● **To do**: Would you reproduce all of the entries exactly?

● **App and web page records**:

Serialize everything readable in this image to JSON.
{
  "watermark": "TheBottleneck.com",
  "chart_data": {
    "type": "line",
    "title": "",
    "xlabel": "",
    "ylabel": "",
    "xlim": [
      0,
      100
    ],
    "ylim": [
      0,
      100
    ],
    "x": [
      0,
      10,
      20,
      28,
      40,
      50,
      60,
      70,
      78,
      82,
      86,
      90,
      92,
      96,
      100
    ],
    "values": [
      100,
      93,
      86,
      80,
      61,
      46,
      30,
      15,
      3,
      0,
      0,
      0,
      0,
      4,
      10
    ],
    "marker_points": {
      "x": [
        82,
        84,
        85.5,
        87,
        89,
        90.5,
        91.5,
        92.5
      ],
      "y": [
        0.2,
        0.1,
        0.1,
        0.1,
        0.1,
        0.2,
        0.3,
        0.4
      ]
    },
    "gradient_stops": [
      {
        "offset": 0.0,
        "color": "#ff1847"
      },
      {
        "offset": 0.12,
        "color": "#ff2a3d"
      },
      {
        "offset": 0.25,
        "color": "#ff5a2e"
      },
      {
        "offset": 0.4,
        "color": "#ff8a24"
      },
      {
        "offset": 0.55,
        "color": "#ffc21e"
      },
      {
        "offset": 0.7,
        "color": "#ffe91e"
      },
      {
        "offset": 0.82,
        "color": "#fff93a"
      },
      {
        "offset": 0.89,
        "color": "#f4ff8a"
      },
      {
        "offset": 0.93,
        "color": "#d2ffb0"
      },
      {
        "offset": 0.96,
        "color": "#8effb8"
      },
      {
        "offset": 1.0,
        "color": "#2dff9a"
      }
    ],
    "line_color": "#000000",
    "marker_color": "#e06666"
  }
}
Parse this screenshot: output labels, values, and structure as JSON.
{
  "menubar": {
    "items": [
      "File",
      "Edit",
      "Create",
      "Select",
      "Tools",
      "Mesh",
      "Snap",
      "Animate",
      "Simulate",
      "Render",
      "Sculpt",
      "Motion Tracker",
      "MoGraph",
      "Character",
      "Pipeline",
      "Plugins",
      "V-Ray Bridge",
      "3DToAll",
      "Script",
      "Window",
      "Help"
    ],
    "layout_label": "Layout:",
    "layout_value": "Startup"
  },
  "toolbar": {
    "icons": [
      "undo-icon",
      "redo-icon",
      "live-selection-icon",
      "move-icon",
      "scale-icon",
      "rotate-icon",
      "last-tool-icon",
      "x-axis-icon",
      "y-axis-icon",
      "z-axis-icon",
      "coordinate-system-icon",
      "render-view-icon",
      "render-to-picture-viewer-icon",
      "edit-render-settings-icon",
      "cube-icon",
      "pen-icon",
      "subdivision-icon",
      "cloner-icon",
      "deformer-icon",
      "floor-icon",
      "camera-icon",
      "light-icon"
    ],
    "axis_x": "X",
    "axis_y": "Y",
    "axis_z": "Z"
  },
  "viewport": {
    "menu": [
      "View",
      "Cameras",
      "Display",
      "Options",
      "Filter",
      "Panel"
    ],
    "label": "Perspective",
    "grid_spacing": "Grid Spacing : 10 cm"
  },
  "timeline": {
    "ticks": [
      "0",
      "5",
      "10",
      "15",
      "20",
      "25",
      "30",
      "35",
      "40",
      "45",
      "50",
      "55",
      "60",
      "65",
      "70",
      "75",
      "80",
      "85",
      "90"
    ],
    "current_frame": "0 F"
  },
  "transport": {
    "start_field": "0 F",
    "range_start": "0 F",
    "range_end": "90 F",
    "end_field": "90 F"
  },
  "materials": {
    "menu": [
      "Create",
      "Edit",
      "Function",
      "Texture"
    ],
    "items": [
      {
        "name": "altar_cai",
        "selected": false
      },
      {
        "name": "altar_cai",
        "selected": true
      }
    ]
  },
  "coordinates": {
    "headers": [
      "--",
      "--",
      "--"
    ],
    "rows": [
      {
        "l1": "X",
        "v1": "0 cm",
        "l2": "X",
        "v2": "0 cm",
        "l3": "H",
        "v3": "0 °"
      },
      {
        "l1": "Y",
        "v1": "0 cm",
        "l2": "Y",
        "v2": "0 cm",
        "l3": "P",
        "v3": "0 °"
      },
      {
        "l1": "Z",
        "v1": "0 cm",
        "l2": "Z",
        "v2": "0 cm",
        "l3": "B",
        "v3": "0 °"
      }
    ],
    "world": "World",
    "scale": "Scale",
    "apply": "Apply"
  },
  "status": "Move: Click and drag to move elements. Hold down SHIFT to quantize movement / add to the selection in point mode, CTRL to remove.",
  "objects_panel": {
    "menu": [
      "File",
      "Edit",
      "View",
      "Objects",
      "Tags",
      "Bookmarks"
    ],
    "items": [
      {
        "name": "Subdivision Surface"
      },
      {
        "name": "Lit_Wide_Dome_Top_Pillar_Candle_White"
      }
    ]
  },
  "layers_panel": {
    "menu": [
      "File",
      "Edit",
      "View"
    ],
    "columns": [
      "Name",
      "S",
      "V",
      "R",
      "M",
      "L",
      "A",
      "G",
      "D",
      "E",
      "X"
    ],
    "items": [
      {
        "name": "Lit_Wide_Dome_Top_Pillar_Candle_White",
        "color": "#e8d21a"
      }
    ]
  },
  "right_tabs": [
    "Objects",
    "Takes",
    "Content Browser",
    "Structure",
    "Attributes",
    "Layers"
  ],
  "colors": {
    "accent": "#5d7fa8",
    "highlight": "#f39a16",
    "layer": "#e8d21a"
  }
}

● **Your response**:
Serialize everything readable in this image to JSON.
{
  "watermark": "TheBottleneck.com",
  "chart_data": {
    "type": "line",
    "title": "",
    "xlabel": "",
    "ylabel": "",
    "xlim": [
      0,
      100
    ],
    "ylim": [
      0,
      100
    ],
    "x": [
      0,
      10,
      20,
      28,
      40,
      50,
      60,
      70,
      78,
      82,
      86,
      90,
      92,
      96,
      100
    ],
    "values": [
      100,
      93,
      86,
      80,
      61,
      46,
      30,
      15,
      3,
      0,
      0,
      0,
      0,
      4,
      10
    ],
    "marker_points": {
      "x": [
        82,
        84,
        85.5,
        87,
        89,
        90.5,
        91.5,
        92.5
      ],
      "y": [
        0.2,
        0.1,
        0.1,
        0.1,
        0.1,
        0.2,
        0.3,
        0.4
      ]
    },
    "gradient_stops": [
      {
        "offset": 0.0,
        "color": "#ff1847"
      },
      {
        "offset": 0.12,
        "color": "#ff2a3d"
      },
      {
        "offset": 0.25,
        "color": "#ff5a2e"
      },
      {
        "offset": 0.4,
        "color": "#ff8a24"
      },
      {
        "offset": 0.55,
        "color": "#ffc21e"
      },
      {
        "offset": 0.7,
        "color": "#ffe91e"
      },
      {
        "offset": 0.82,
        "color": "#fff93a"
      },
      {
        "offset": 0.89,
        "color": "#f4ff8a"
      },
      {
        "offset": 0.93,
        "color": "#d2ffb0"
      },
      {
        "offset": 0.96,
        "color": "#8effb8"
      },
      {
        "offset": 1.0,
        "color": "#2dff9a"
      }
    ],
    "line_color": "#000000",
    "marker_color": "#e06666"
  }
}
Parse this screenshot: output labels, values, and structure as JSON.
{
  "menubar": {
    "items": [
      "File",
      "Edit",
      "Create",
      "Select",
      "Tools",
      "Mesh",
      "Snap",
      "Animate",
      "Simulate",
      "Render",
      "Sculpt",
      "Motion Tracker",
      "MoGraph",
      "Character",
      "Pipeline",
      "Plugins",
      "V-Ray Bridge",
      "3DToAll",
      "Script",
      "Window",
      "Help"
    ],
    "layout_label": "Layout:",
    "layout_value": "Startup"
  },
  "toolbar": {
    "icons": [
      "undo-icon",
      "redo-icon",
      "live-selection-icon",
      "move-icon",
      "scale-icon",
      "rotate-icon",
      "last-tool-icon",
      "x-axis-icon",
      "y-axis-icon",
      "z-axis-icon",
      "coordinate-system-icon",
      "render-view-icon",
      "render-to-picture-viewer-icon",
      "edit-render-settings-icon",
      "cube-icon",
      "pen-icon",
      "subdivision-icon",
      "cloner-icon",
      "deformer-icon",
      "floor-icon",
      "camera-icon",
      "light-icon"
    ],
    "axis_x": "X",
    "axis_y": "Y",
    "axis_z": "Z"
  },
  "viewport": {
    "menu": [
      "View",
      "Cameras",
      "Display",
      "Options",
      "Filter",
      "Panel"
    ],
    "label": "Perspective",
    "grid_spacing": "Grid Spacing : 10 cm"
  },
  "timeline": {
    "ticks": [
      "0",
      "5",
      "10",
      "15",
      "20",
      "25",
      "30",
      "35",
      "40",
      "45",
      "50",
      "55",
      "60",
      "65",
      "70",
      "75",
      "80",
      "85",
      "90"
    ],
    "current_frame": "0 F"
  },
  "transport": {
    "start_field": "0 F",
    "range_start": "0 F",
    "range_end": "90 F",
    "end_field": "90 F"
  },
  "materials": {
    "menu": [
      "Create",
      "Edit",
      "Function",
      "Texture"
    ],
    "items": [
      {
        "name": "altar_cai",
        "selected": false
      },
      {
        "name": "altar_cai",
        "selected": true
      }
    ]
  },
  "coordinates": {
    "headers": [
      "--",
      "--",
      "--"
    ],
    "rows": [
      {
        "l1": "X",
        "v1": "0 cm",
        "l2": "X",
        "v2": "0 cm",
        "l3": "H",
        "v3": "0 °"
      },
      {
        "l1": "Y",
        "v1": "0 cm",
        "l2": "Y",
        "v2": "0 cm",
        "l3": "P",
        "v3": "0 °"
      },
      {
        "l1": "Z",
        "v1": "0 cm",
        "l2": "Z",
        "v2": "0 cm",
        "l3": "B",
        "v3": "0 °"
      }
    ],
    "world": "World",
    "scale": "Scale",
    "apply": "Apply"
  },
  "status": "Move: Click and drag to move elements. Hold down SHIFT to quantize movement / add to the selection in point mode, CTRL to remove.",
  "objects_panel": {
    "menu": [
      "File",
      "Edit",
      "View",
      "Objects",
      "Tags",
      "Bookmarks"
    ],
    "items": [
      {
        "name": "Subdivision Surface"
      },
      {
        "name": "Lit_Wide_Dome_Top_Pillar_Candle_White"
      }
    ]
  },
  "layers_panel": {
    "menu": [
      "File",
      "Edit",
      "View"
    ],
    "columns": [
      "Name",
      "S",
      "V",
      "R",
      "M",
      "L",
      "A",
      "G",
      "D",
      "E",
      "X"
    ],
    "items": [
      {
        "name": "Lit_Wide_Dome_Top_Pillar_Candle_White",
        "color": "#e8d21a"
      }
    ]
  },
  "right_tabs": [
    "Objects",
    "Takes",
    "Content Browser",
    "Structure",
    "Attributes",
    "Layers"
  ],
  "colors": {
    "accent": "#5d7fa8",
    "highlight": "#f39a16",
    "layer": "#e8d21a"
  }
}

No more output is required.